The game industry is one of the most aggressive industries. There are many people with creative minds that are trying to get noticed. What can make you stand out from the crowd? Knowing what trends are going well and being knowledgeable about what is going on in the industry is the key. With the Internet, there are numerous websites at your disposal to know anything you could possibly want to know. Spend an hour everyday catching up on the news from Kotaku, Destructoid, Gamasutra, and VGCharts with other sites getting visits periodically such as Board Game Geek. If you are more of a magazine person, Edge magazine is a strongly recommended magazine with Game Developer being a good source for industry specific needs. As an aside, a game designer who codes is an ideal match for most game studios. You just need to know your fundamentals and to have a few samples of your work to prove your skills. With that, you will have no problem finding work. If you can code, other developers won’t need to interpret your documents and iterate based on your input anymore.
Shorten Iterative Loop

Don’t wait to have a whole slice of gameplay to put your game in the hands of testers. By then, you could have wasted time polishing poor controls, focused on a technical aspect that doesn’t matter to your players, or worked on the system so big that you can only backtrack at a horrid cost. Iterative design is a design methodology based on a cyclic process of prototyping, testing, analyzing, and refining a work in progress. In iterative design, interaction with the designed system is used as a form of research for informing and evolving a project, as successive versions, or iterations of a design are implemented.

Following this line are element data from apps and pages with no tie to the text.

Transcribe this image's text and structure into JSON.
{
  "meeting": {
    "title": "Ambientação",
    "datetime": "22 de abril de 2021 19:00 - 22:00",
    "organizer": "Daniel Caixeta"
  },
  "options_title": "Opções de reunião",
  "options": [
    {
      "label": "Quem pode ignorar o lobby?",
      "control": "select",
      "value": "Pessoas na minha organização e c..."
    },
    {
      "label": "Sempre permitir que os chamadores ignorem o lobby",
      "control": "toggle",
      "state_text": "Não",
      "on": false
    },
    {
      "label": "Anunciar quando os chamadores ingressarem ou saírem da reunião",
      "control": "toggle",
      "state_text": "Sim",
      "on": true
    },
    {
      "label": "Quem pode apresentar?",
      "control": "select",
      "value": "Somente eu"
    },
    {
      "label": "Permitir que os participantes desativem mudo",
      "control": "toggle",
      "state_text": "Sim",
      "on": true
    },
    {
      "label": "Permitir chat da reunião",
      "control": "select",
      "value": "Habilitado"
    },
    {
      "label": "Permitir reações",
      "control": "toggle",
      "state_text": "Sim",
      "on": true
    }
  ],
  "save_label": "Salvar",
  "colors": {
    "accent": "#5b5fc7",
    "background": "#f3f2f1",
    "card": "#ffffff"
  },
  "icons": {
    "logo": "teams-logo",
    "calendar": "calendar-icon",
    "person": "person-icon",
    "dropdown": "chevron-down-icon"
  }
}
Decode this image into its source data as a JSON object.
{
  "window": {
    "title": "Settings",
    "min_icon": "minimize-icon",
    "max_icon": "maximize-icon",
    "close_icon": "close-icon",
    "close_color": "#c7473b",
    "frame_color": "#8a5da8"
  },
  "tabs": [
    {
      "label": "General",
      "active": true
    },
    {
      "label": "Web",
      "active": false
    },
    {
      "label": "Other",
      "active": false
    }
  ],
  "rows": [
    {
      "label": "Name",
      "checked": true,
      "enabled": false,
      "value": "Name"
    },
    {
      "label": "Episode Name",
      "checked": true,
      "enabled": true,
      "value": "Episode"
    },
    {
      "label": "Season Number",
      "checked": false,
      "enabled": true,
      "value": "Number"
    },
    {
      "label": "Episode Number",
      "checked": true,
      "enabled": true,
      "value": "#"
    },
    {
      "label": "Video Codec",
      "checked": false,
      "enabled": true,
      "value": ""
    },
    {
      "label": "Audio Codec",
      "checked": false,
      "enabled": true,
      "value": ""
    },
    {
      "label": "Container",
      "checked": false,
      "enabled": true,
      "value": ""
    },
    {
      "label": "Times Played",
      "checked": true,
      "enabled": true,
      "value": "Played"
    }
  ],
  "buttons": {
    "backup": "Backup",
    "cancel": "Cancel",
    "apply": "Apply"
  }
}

An iterative workflow means that you should tackle a limited set of rough features at a time and get feedback before you polish them.

Are you looking to begin or enhance your career in Game Designing? betterU provides several courses both on Game Designing and Game Development to help you stand out from your competitors and get a chance to create and work on some of the hottest games at the biggest gaming studios around the world!